---------- SOURCE DATA
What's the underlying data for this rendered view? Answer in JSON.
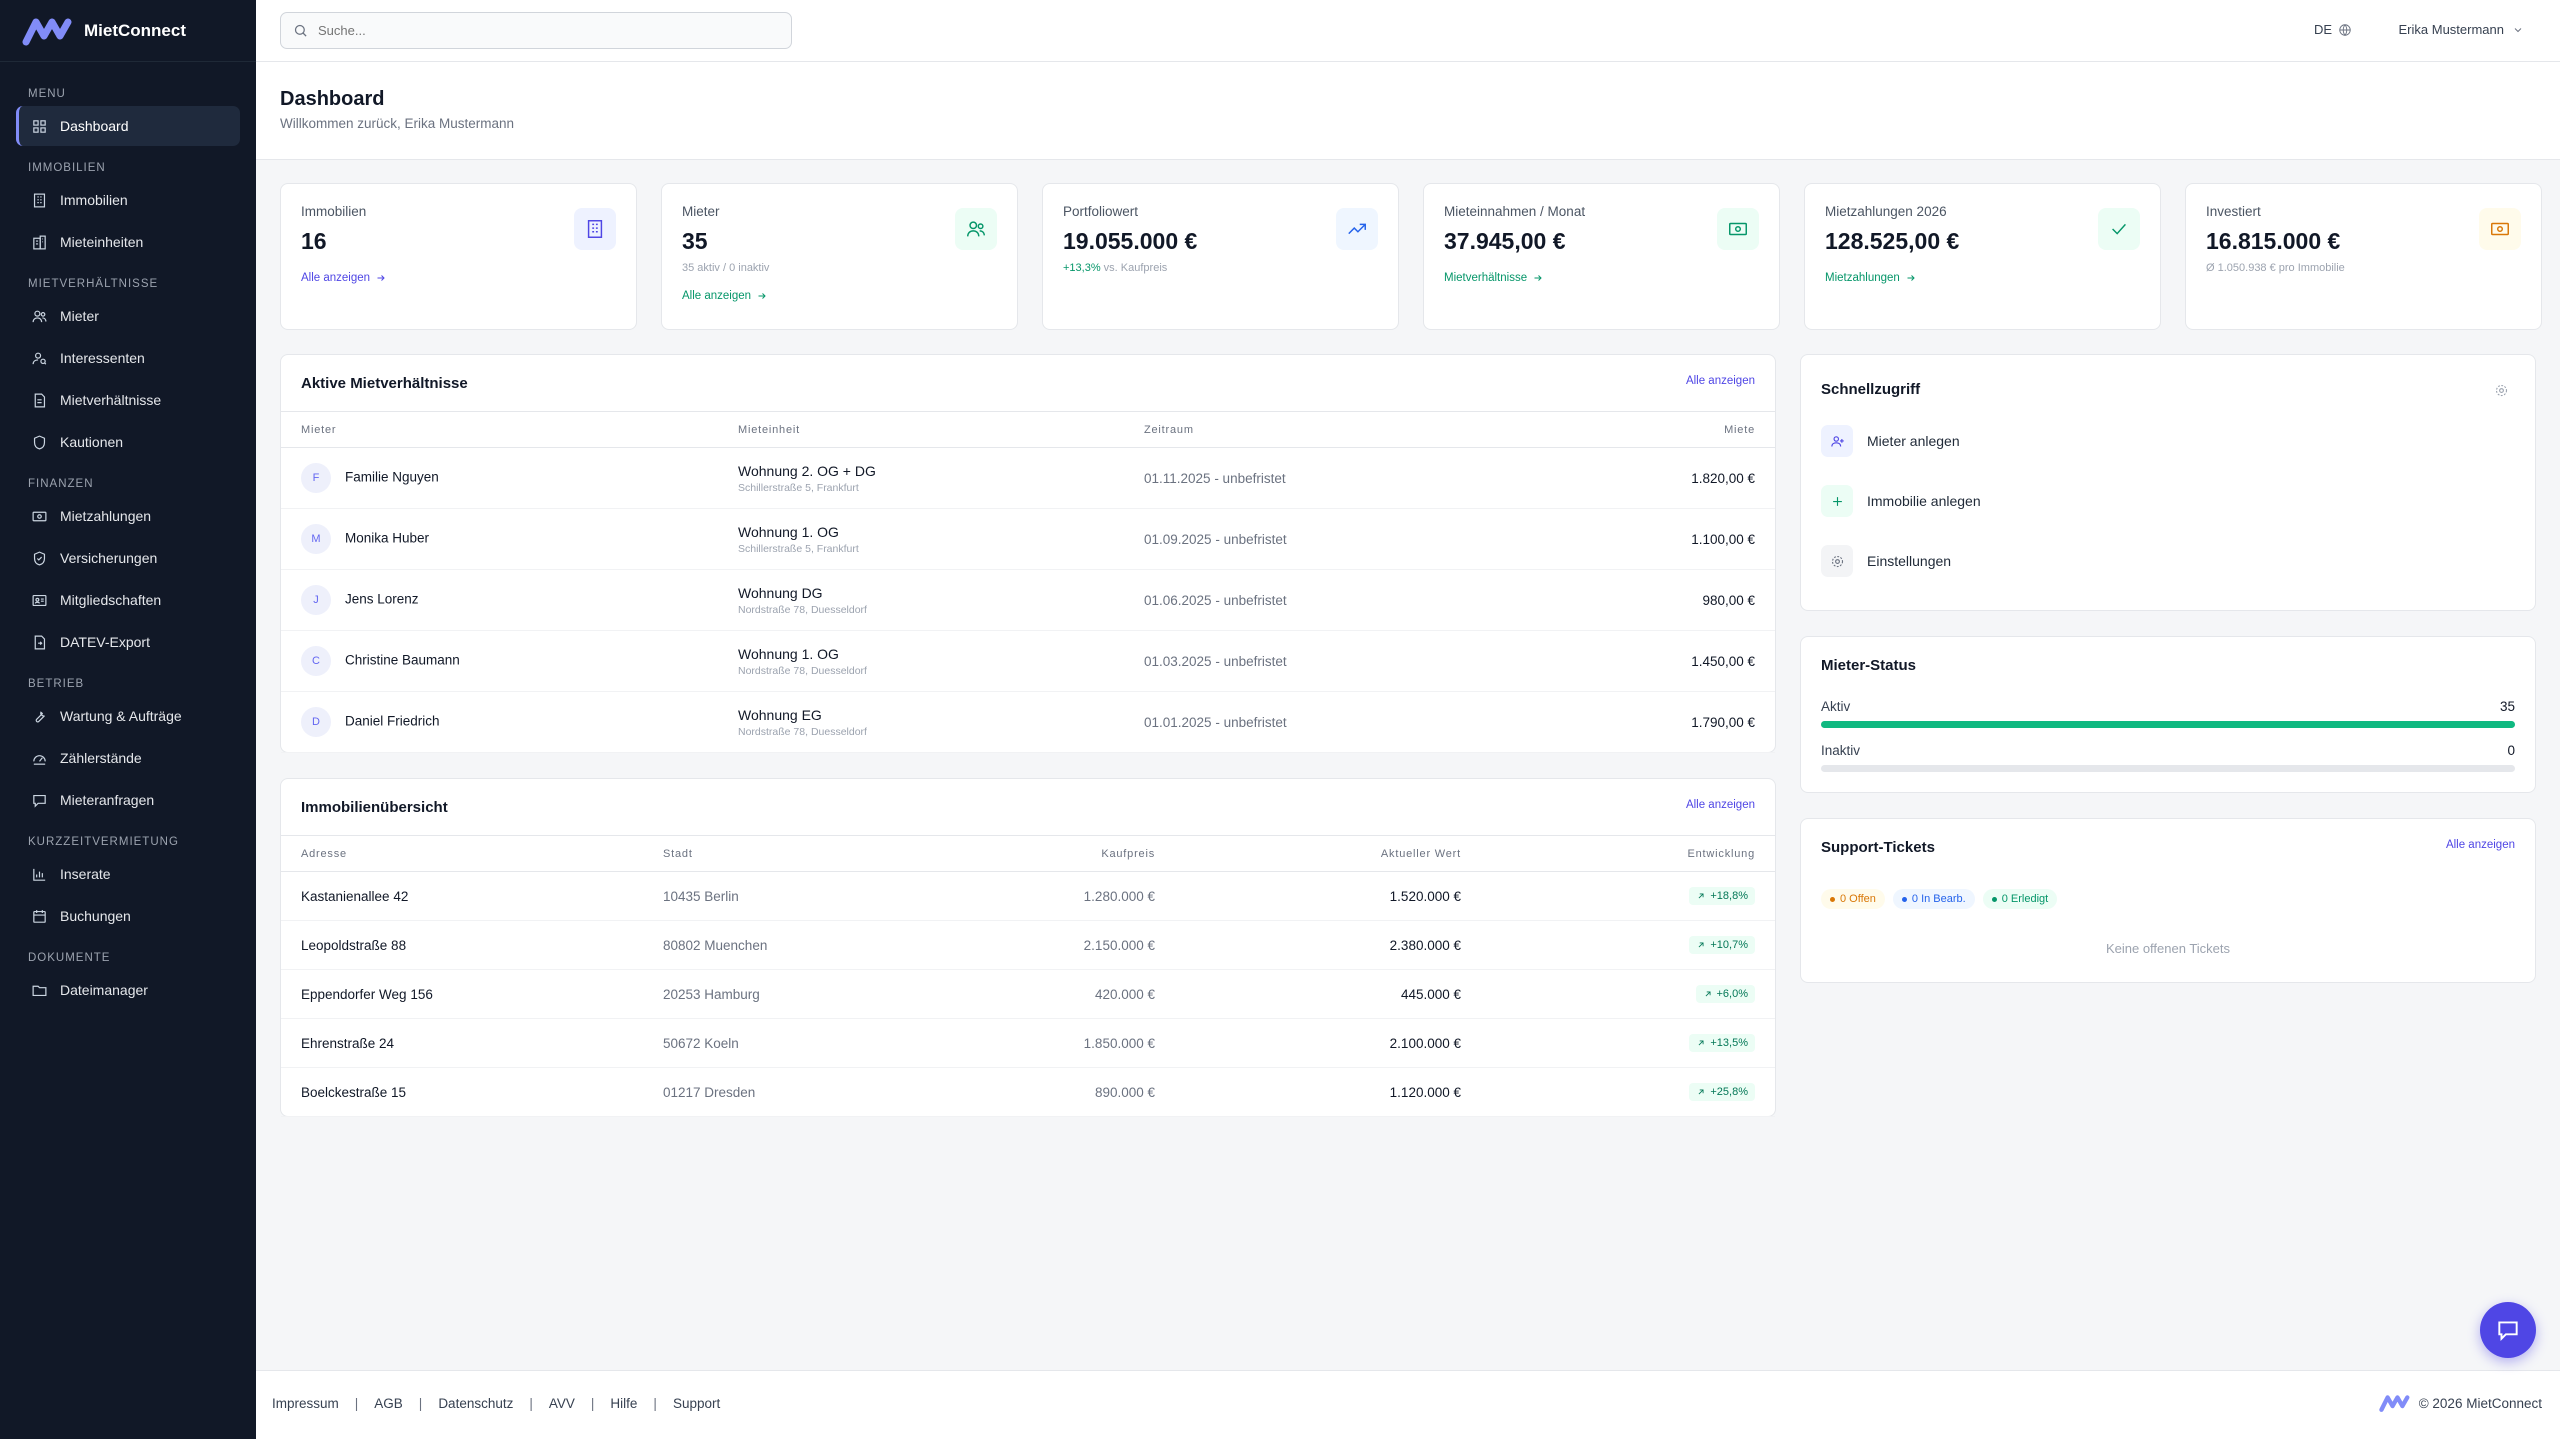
{
  "app": {
    "name": "MietConnect"
  },
  "sidebar": {
    "sections": [
      {
        "title": "Menu",
        "items": [
          {
            "label": "Dashboard",
            "icon": "grid-icon",
            "active": true
          }
        ]
      },
      {
        "title": "Immobilien",
        "items": [
          {
            "label": "Immobilien",
            "icon": "building-icon"
          },
          {
            "label": "Mieteinheiten",
            "icon": "apartment-icon"
          }
        ]
      },
      {
        "title": "Mietverhältnisse",
        "items": [
          {
            "label": "Mieter",
            "icon": "users-icon"
          },
          {
            "label": "Interessenten",
            "icon": "user-search-icon"
          },
          {
            "label": "Mietverhältnisse",
            "icon": "contract-icon"
          },
          {
            "label": "Kautionen",
            "icon": "shield-icon"
          }
        ]
      },
      {
        "title": "Finanzen",
        "items": [
          {
            "label": "Mietzahlungen",
            "icon": "banknote-icon"
          },
          {
            "label": "Versicherungen",
            "icon": "shield-check-icon"
          },
          {
            "label": "Mitgliedschaften",
            "icon": "membership-card-icon"
          },
          {
            "label": "DATEV-Export",
            "icon": "file-export-icon"
          }
        ]
      },
      {
        "title": "Betrieb",
        "items": [
          {
            "label": "Wartung & Aufträge",
            "icon": "wrench-icon"
          },
          {
            "label": "Zählerstände",
            "icon": "gauge-icon"
          },
          {
            "label": "Mieteranfragen",
            "icon": "message-icon"
          }
        ]
      },
      {
        "title": "Kurzzeitvermietung",
        "items": [
          {
            "label": "Inserate",
            "icon": "listing-chart-icon"
          },
          {
            "label": "Buchungen",
            "icon": "calendar-icon"
          }
        ]
      },
      {
        "title": "Dokumente",
        "items": [
          {
            "label": "Dateimanager",
            "icon": "folder-icon"
          }
        ]
      }
    ]
  },
  "topbar": {
    "search_placeholder": "Suche...",
    "language": "DE",
    "user_name": "Erika Mustermann"
  },
  "header": {
    "title": "Dashboard",
    "subtitle": "Willkommen zurück, Erika Mustermann"
  },
  "kpis": [
    {
      "label": "Immobilien",
      "value": "16",
      "sub": "",
      "link": "Alle anzeigen",
      "icon": "building-icon",
      "accent": "#4f46e5",
      "bg": "#eef2ff"
    },
    {
      "label": "Mieter",
      "value": "35",
      "sub": "35 aktiv / 0 inaktiv",
      "link": "Alle anzeigen",
      "icon": "users-icon",
      "accent": "#059669",
      "bg": "#ecfdf5"
    },
    {
      "label": "Portfoliowert",
      "value": "19.055.000 €",
      "sub_highlight": "+13,3%",
      "sub_rest": " vs. Kaufpreis",
      "link": "",
      "icon": "trending-up-icon",
      "accent": "#2563eb",
      "bg": "#eff6ff"
    },
    {
      "label": "Mieteinnahmen / Monat",
      "value": "37.945,00 €",
      "sub": "",
      "link": "Mietverhältnisse",
      "icon": "banknote-icon",
      "accent": "#059669",
      "bg": "#ecfdf5"
    },
    {
      "label": "Mietzahlungen 2026",
      "value": "128.525,00 €",
      "sub": "",
      "link": "Mietzahlungen",
      "icon": "check-icon",
      "accent": "#059669",
      "bg": "#ecfdf5"
    },
    {
      "label": "Investiert",
      "value": "16.815.000 €",
      "sub": "Ø 1.050.938 € pro Immobilie",
      "link": "",
      "icon": "banknote-icon",
      "accent": "#d97706",
      "bg": "#fffbeb"
    }
  ],
  "tenancies": {
    "title": "Aktive Mietverhältnisse",
    "link": "Alle anzeigen",
    "columns": [
      "Mieter",
      "Mieteinheit",
      "Zeitraum",
      "Miete"
    ],
    "rows": [
      {
        "initial": "F",
        "name": "Familie Nguyen",
        "unit": "Wohnung 2. OG + DG",
        "address": "Schillerstraße 5, Frankfurt",
        "period": "01.11.2025 - unbefristet",
        "rent": "1.820,00 €"
      },
      {
        "initial": "M",
        "name": "Monika Huber",
        "unit": "Wohnung 1. OG",
        "address": "Schillerstraße 5, Frankfurt",
        "period": "01.09.2025 - unbefristet",
        "rent": "1.100,00 €"
      },
      {
        "initial": "J",
        "name": "Jens Lorenz",
        "unit": "Wohnung DG",
        "address": "Nordstraße 78, Duesseldorf",
        "period": "01.06.2025 - unbefristet",
        "rent": "980,00 €"
      },
      {
        "initial": "C",
        "name": "Christine Baumann",
        "unit": "Wohnung 1. OG",
        "address": "Nordstraße 78, Duesseldorf",
        "period": "01.03.2025 - unbefristet",
        "rent": "1.450,00 €"
      },
      {
        "initial": "D",
        "name": "Daniel Friedrich",
        "unit": "Wohnung EG",
        "address": "Nordstraße 78, Duesseldorf",
        "period": "01.01.2025 - unbefristet",
        "rent": "1.790,00 €"
      }
    ]
  },
  "properties": {
    "title": "Immobilienübersicht",
    "link": "Alle anzeigen",
    "columns": [
      "Adresse",
      "Stadt",
      "Kaufpreis",
      "Aktueller Wert",
      "Entwicklung"
    ],
    "rows": [
      {
        "address": "Kastanienallee 42",
        "city": "10435 Berlin",
        "price": "1.280.000 €",
        "value": "1.520.000 €",
        "change": "+18,8%"
      },
      {
        "address": "Leopoldstraße 88",
        "city": "80802 Muenchen",
        "price": "2.150.000 €",
        "value": "2.380.000 €",
        "change": "+10,7%"
      },
      {
        "address": "Eppendorfer Weg 156",
        "city": "20253 Hamburg",
        "price": "420.000 €",
        "value": "445.000 €",
        "change": "+6,0%"
      },
      {
        "address": "Ehrenstraße 24",
        "city": "50672 Koeln",
        "price": "1.850.000 €",
        "value": "2.100.000 €",
        "change": "+13,5%"
      },
      {
        "address": "Boelckestraße 15",
        "city": "01217 Dresden",
        "price": "890.000 €",
        "value": "1.120.000 €",
        "change": "+25,8%"
      }
    ]
  },
  "quick_access": {
    "title": "Schnellzugriff",
    "items": [
      {
        "label": "Mieter anlegen",
        "icon": "user-plus-icon"
      },
      {
        "label": "Immobilie anlegen",
        "icon": "plus-icon"
      },
      {
        "label": "Einstellungen",
        "icon": "settings-icon"
      }
    ]
  },
  "tenant_status": {
    "title": "Mieter-Status",
    "active_label": "Aktiv",
    "active_value": "35",
    "active_fraction": 1.0,
    "inactive_label": "Inaktiv",
    "inactive_value": "0",
    "inactive_fraction": 0.0
  },
  "support": {
    "title": "Support-Tickets",
    "link": "Alle anzeigen",
    "badges": [
      {
        "label": "0 Offen",
        "color": "#d97706",
        "bg": "#fffbeb"
      },
      {
        "label": "0 In Bearb.",
        "color": "#2563eb",
        "bg": "#eff6ff"
      },
      {
        "label": "0 Erledigt",
        "color": "#059669",
        "bg": "#ecfdf5"
      }
    ],
    "empty": "Keine offenen Tickets"
  },
  "footer": {
    "links": [
      "Impressum",
      "AGB",
      "Datenschutz",
      "AVV",
      "Hilfe",
      "Support"
    ],
    "separator": "|",
    "copyright": "© 2026 MietConnect"
  }
}
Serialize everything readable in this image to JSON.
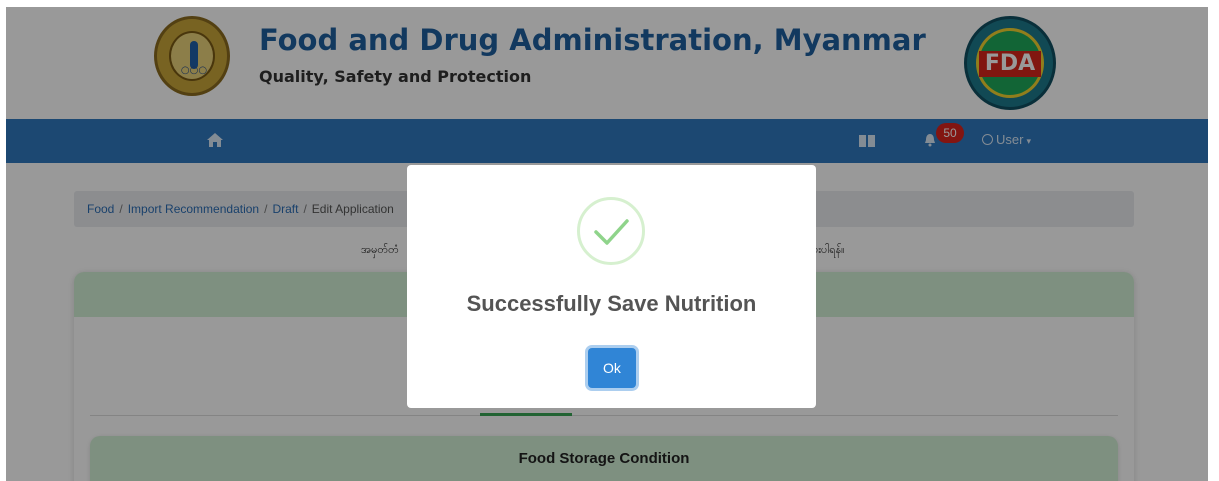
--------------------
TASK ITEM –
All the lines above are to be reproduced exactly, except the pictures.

RESPONSE TO THIS EXERCISE –
What's the underlying data for this rendered view? Answer in JSON.
{
  "app": {
    "name": "MietConnect"
  },
  "sidebar": {
    "sections": [
      {
        "title": "Menu",
        "items": [
          {
            "label": "Dashboard",
            "icon": "grid-icon",
            "active": true
          }
        ]
      },
      {
        "title": "Immobilien",
        "items": [
          {
            "label": "Immobilien",
            "icon": "building-icon"
          },
          {
            "label": "Mieteinheiten",
            "icon": "apartment-icon"
          }
        ]
      },
      {
        "title": "Mietverhältnisse",
        "items": [
          {
            "label": "Mieter",
            "icon": "users-icon"
          },
          {
            "label": "Interessenten",
            "icon": "user-search-icon"
          },
          {
            "label": "Mietverhältnisse",
            "icon": "contract-icon"
          },
          {
            "label": "Kautionen",
            "icon": "shield-icon"
          }
        ]
      },
      {
        "title": "Finanzen",
        "items": [
          {
            "label": "Mietzahlungen",
            "icon": "banknote-icon"
          },
          {
            "label": "Versicherungen",
            "icon": "shield-check-icon"
          },
          {
            "label": "Mitgliedschaften",
            "icon": "membership-card-icon"
          },
          {
            "label": "DATEV-Export",
            "icon": "file-export-icon"
          }
        ]
      },
      {
        "title": "Betrieb",
        "items": [
          {
            "label": "Wartung & Aufträge",
            "icon": "wrench-icon"
          },
          {
            "label": "Zählerstände",
            "icon": "gauge-icon"
          },
          {
            "label": "Mieteranfragen",
            "icon": "message-icon"
          }
        ]
      },
      {
        "title": "Kurzzeitvermietung",
        "items": [
          {
            "label": "Inserate",
            "icon": "listing-chart-icon"
          },
          {
            "label": "Buchungen",
            "icon": "calendar-icon"
          }
        ]
      },
      {
        "title": "Dokumente",
        "items": [
          {
            "label": "Dateimanager",
            "icon": "folder-icon"
          }
        ]
      }
    ]
  },
  "topbar": {
    "search_placeholder": "Suche...",
    "language": "DE",
    "user_name": "Erika Mustermann"
  },
  "header": {
    "title": "Dashboard",
    "subtitle": "Willkommen zurück, Erika Mustermann"
  },
  "kpis": [
    {
      "label": "Immobilien",
      "value": "16",
      "sub": "",
      "link": "Alle anzeigen",
      "icon": "building-icon",
      "accent": "#4f46e5",
      "bg": "#eef2ff"
    },
    {
      "label": "Mieter",
      "value": "35",
      "sub": "35 aktiv / 0 inaktiv",
      "link": "Alle anzeigen",
      "icon": "users-icon",
      "accent": "#059669",
      "bg": "#ecfdf5"
    },
    {
      "label": "Portfoliowert",
      "value": "19.055.000 €",
      "sub_highlight": "+13,3%",
      "sub_rest": " vs. Kaufpreis",
      "link": "",
      "icon": "trending-up-icon",
      "accent": "#2563eb",
      "bg": "#eff6ff"
    },
    {
      "label": "Mieteinnahmen / Monat",
      "value": "37.945,00 €",
      "sub": "",
      "link": "Mietverhältnisse",
      "icon": "banknote-icon",
      "accent": "#059669",
      "bg": "#ecfdf5"
    },
    {
      "label": "Mietzahlungen 2026",
      "value": "128.525,00 €",
      "sub": "",
      "link": "Mietzahlungen",
      "icon": "check-icon",
      "accent": "#059669",
      "bg": "#ecfdf5"
    },
    {
      "label": "Investiert",
      "value": "16.815.000 €",
      "sub": "Ø 1.050.938 € pro Immobilie",
      "link": "",
      "icon": "banknote-icon",
      "accent": "#d97706",
      "bg": "#fffbeb"
    }
  ],
  "tenancies": {
    "title": "Aktive Mietverhältnisse",
    "link": "Alle anzeigen",
    "columns": [
      "Mieter",
      "Mieteinheit",
      "Zeitraum",
      "Miete"
    ],
    "rows": [
      {
        "initial": "F",
        "name": "Familie Nguyen",
        "unit": "Wohnung 2. OG + DG",
        "address": "Schillerstraße 5, Frankfurt",
        "period": "01.11.2025 - unbefristet",
        "rent": "1.820,00 €"
      },
      {
        "initial": "M",
        "name": "Monika Huber",
        "unit": "Wohnung 1. OG",
        "address": "Schillerstraße 5, Frankfurt",
        "period": "01.09.2025 - unbefristet",
        "rent": "1.100,00 €"
      },
      {
        "initial": "J",
        "name": "Jens Lorenz",
        "unit": "Wohnung DG",
        "address": "Nordstraße 78, Duesseldorf",
        "period": "01.06.2025 - unbefristet",
        "rent": "980,00 €"
      },
      {
        "initial": "C",
        "name": "Christine Baumann",
        "unit": "Wohnung 1. OG",
        "address": "Nordstraße 78, Duesseldorf",
        "period": "01.03.2025 - unbefristet",
        "rent": "1.450,00 €"
      },
      {
        "initial": "D",
        "name": "Daniel Friedrich",
        "unit": "Wohnung EG",
        "address": "Nordstraße 78, Duesseldorf",
        "period": "01.01.2025 - unbefristet",
        "rent": "1.790,00 €"
      }
    ]
  },
  "properties": {
    "title": "Immobilienübersicht",
    "link": "Alle anzeigen",
    "columns": [
      "Adresse",
      "Stadt",
      "Kaufpreis",
      "Aktueller Wert",
      "Entwicklung"
    ],
    "rows": [
      {
        "address": "Kastanienallee 42",
        "city": "10435 Berlin",
        "price": "1.280.000 €",
        "value": "1.520.000 €",
        "change": "+18,8%"
      },
      {
        "address": "Leopoldstraße 88",
        "city": "80802 Muenchen",
        "price": "2.150.000 €",
        "value": "2.380.000 €",
        "change": "+10,7%"
      },
      {
        "address": "Eppendorfer Weg 156",
        "city": "20253 Hamburg",
        "price": "420.000 €",
        "value": "445.000 €",
        "change": "+6,0%"
      },
      {
        "address": "Ehrenstraße 24",
        "city": "50672 Koeln",
        "price": "1.850.000 €",
        "value": "2.100.000 €",
        "change": "+13,5%"
      },
      {
        "address": "Boelckestraße 15",
        "city": "01217 Dresden",
        "price": "890.000 €",
        "value": "1.120.000 €",
        "change": "+25,8%"
      }
    ]
  },
  "quick_access": {
    "title": "Schnellzugriff",
    "items": [
      {
        "label": "Mieter anlegen",
        "icon": "user-plus-icon"
      },
      {
        "label": "Immobilie anlegen",
        "icon": "plus-icon"
      },
      {
        "label": "Einstellungen",
        "icon": "settings-icon"
      }
    ]
  },
  "tenant_status": {
    "title": "Mieter-Status",
    "active_label": "Aktiv",
    "active_value": "35",
    "active_fraction": 1.0,
    "inactive_label": "Inaktiv",
    "inactive_value": "0",
    "inactive_fraction": 0.0
  },
  "support": {
    "title": "Support-Tickets",
    "link": "Alle anzeigen",
    "badges": [
      {
        "label": "0 Offen",
        "color": "#d97706",
        "bg": "#fffbeb"
      },
      {
        "label": "0 In Bearb.",
        "color": "#2563eb",
        "bg": "#eff6ff"
      },
      {
        "label": "0 Erledigt",
        "color": "#059669",
        "bg": "#ecfdf5"
      }
    ],
    "empty": "Keine offenen Tickets"
  },
  "footer": {
    "links": [
      "Impressum",
      "AGB",
      "Datenschutz",
      "AVV",
      "Hilfe",
      "Support"
    ],
    "separator": "|",
    "copyright": "© 2026 MietConnect"
  }
}
Serialize everything readable in this image to JSON.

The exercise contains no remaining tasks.